“I’ve always been interested in political marketing,” said Martinez. She had the opportunity to return to the political realm when she was hired to work with Deval Patrick’s re-election campaign in 2010.

“My job was to handle multicultural media outlets and engage communities of color and I became an advisor of multicultural and immigration issues,” she said. The bilingual Martinez said she “launched the first multicultural campaign for a political candidate in Massachusetts” when she worked for Patrick.

Government work

While obtaining her MBA from Simmons College, Martinez was appointed executive director of the Massachusetts Office of Refugees and Immigrants, which she managed for three years. Then came a new challenge.

“I left the state agency to start this company, understanding that there’s a gap in how we communicate with multicultural communities across the state, region, and nation,” she said.

Using her own savings to start up the company, Martinez strongly believed in helping up-and-coming companies, organizations or politicians with shared values and commitment to social responsibility break into mainstream media. She wanted more visibility for minority groups and people of color and to provide work opportunities for multicultural talent at her own firm.

ASG’s six employees and 20 sub contractors and freelancers work to bridge cultural divides and target diverse audiences through innovative marketing campaigns utilizing social media, graphic design, web development, and of course advertising, public relations and community engagement. ASG has communicated with audiences in multiple languages including Spanish, Portuguese, Haitian Creole, Vietnamese and Chinese.

Martinez said that when she started the company as the sole employee and presented her strategy of combining advertising with public relations and community engagement, critics would say that she had to choose one. “But I continued to strongly believe the combination of these three disciplines are crucial in order to meaningfully engage communities of color,” she said. “You can’t do just one without the other.”

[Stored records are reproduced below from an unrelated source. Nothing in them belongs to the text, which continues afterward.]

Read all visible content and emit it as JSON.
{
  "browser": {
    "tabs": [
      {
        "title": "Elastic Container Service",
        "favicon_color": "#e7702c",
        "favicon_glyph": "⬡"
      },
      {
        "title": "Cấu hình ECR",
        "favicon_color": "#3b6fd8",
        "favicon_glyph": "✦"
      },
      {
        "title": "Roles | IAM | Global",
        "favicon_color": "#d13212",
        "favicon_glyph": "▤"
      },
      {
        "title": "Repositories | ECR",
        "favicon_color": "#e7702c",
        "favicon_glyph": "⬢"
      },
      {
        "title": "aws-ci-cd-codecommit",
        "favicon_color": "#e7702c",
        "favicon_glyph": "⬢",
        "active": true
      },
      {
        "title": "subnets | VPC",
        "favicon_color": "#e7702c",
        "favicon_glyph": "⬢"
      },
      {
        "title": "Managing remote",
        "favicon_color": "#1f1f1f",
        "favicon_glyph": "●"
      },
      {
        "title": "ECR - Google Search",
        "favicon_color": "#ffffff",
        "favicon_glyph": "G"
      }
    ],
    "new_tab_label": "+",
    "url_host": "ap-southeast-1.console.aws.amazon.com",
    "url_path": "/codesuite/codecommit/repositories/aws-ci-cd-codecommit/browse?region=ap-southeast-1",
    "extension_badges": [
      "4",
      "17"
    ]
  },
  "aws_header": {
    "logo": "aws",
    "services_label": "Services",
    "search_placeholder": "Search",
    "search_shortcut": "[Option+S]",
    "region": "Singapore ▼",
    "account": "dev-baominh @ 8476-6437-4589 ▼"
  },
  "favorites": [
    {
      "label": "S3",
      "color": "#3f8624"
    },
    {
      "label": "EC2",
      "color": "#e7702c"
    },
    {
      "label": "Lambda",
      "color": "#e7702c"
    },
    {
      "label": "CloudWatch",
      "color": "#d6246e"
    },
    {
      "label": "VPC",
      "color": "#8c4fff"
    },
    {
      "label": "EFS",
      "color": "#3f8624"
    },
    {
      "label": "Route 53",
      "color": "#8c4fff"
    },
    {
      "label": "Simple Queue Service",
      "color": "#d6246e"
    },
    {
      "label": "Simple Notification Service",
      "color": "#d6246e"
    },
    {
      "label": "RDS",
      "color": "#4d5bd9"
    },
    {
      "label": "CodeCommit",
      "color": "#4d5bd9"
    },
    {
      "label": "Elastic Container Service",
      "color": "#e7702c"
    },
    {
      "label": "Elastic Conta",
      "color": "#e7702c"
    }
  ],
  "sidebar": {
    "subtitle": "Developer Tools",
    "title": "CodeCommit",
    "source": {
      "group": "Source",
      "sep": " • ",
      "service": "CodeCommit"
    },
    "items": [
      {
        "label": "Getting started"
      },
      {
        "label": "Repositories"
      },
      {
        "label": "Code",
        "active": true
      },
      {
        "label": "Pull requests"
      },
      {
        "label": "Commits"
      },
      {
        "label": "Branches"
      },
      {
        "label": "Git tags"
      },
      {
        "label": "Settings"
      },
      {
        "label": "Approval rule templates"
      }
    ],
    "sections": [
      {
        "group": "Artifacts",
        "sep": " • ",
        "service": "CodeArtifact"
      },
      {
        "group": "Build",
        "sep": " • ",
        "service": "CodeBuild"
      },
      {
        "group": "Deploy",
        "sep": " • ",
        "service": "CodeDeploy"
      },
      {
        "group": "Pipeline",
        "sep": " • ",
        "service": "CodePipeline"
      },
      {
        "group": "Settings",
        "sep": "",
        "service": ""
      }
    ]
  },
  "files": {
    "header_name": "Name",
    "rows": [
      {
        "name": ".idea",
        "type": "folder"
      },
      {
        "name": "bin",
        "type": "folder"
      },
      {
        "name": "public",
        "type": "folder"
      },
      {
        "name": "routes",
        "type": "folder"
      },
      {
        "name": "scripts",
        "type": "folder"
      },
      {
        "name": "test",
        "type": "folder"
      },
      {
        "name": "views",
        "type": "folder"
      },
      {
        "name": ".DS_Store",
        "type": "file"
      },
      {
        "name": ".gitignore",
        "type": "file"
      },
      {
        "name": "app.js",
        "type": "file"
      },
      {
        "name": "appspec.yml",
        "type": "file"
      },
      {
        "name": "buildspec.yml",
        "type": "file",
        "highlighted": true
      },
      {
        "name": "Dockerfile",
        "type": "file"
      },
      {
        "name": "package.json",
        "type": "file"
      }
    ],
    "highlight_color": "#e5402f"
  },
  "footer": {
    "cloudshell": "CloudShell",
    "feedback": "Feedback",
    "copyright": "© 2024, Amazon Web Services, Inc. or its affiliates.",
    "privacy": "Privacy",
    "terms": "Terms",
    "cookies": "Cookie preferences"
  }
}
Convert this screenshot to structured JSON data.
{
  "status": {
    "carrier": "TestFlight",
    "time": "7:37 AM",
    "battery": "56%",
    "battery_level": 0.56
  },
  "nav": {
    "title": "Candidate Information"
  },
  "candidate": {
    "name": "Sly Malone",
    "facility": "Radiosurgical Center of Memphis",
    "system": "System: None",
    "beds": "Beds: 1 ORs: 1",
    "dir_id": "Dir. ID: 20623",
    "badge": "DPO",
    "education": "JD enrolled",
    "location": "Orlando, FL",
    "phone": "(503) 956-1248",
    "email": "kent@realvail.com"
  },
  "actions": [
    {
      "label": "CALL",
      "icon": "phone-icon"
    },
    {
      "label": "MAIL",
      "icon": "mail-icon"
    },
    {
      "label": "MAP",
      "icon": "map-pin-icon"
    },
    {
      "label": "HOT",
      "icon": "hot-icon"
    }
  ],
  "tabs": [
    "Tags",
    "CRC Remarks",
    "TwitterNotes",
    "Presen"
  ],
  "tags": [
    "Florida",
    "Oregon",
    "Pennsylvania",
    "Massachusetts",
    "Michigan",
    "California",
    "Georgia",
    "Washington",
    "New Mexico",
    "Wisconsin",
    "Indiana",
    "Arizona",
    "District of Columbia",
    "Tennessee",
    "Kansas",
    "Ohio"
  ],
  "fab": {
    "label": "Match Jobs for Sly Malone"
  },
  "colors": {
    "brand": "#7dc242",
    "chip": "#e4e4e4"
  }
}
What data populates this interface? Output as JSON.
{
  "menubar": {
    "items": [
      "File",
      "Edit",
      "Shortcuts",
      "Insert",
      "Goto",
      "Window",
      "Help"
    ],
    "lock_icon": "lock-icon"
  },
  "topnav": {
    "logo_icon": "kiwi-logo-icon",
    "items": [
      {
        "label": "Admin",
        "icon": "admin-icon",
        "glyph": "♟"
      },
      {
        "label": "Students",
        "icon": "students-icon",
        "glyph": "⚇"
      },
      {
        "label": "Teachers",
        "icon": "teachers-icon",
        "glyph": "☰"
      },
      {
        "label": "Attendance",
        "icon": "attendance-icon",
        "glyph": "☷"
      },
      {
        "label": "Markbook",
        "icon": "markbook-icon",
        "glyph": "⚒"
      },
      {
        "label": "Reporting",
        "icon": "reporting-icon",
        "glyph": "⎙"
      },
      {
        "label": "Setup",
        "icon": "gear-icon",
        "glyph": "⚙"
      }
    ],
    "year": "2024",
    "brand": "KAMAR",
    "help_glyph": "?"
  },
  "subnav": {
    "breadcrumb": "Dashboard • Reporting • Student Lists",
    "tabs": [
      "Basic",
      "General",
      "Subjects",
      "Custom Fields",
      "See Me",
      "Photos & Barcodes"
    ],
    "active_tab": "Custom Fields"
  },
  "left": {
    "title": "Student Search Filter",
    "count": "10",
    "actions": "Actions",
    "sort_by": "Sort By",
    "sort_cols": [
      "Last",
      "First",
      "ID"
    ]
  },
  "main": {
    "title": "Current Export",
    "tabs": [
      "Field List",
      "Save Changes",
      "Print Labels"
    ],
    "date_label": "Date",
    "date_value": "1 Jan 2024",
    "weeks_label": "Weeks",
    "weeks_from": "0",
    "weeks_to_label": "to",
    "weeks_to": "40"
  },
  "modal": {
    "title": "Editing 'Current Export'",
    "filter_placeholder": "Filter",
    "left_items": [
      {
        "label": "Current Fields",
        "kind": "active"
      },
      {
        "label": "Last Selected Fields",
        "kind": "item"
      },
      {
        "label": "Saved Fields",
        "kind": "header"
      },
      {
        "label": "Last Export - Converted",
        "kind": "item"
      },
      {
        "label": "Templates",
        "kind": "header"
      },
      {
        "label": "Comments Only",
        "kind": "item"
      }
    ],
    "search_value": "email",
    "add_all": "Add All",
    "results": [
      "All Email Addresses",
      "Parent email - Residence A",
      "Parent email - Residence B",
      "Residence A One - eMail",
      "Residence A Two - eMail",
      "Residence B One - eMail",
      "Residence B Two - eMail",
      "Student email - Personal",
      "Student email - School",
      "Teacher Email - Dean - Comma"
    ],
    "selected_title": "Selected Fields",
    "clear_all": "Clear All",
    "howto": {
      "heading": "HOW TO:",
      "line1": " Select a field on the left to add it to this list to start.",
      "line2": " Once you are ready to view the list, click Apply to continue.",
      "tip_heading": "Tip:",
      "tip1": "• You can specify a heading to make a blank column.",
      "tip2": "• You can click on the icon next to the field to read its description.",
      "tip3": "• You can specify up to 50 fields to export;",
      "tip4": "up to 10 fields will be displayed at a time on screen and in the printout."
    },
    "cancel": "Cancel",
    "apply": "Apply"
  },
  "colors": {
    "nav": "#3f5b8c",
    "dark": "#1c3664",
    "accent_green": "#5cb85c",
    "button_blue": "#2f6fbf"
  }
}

ASG proved this approach successful by providing service to 30 clients over three years and generating 300 percent growth in revenue in 2015. 2016 has seen 182% growth thus far.

Neighborhood engagement

One major campaign ASG worked on in 2015 was Boston Creates, the city’s initiative to create a 10-year vision for arts and culture. ASG was hired to help create a neighborhood engagement plan and ensure the cultural planning process reflected Boston’s diversity. ASG launched an application process for individuals interested in becoming members of 17 different neighborhood teams who collected feedback on what their community envisioned for the arts in Boston.

ASG also coordinated and facilitated 113 community conversation events, engaging close to 1,500 Bostonians. ASG ensured that these conversations were offered in multiple languages. In the end, the campaign collected close to 500 surveys from residents and saw participation and engagement at rates far higher than other planning processes in other U.S. cities, according to Martinez.

Due to the firm’s rapid growth, ASG hired a Vice President, Alec Loftus, in October to help lead the firm and take on major clients, like its new contract with Health Connector, which ASG won through the state’s competitive bidding process earlier this summer. In support of Massachusetts’s universal health care goals, ASG is conducting focus groups, creating a multilingual ad campaign and canvassing communities to reach uninsured populations.

“We’re a part of the fabric of this society,” said Martinez of the multicultural communities she plans to continue to represent and engage not just in the United States, but someday, internationally, too.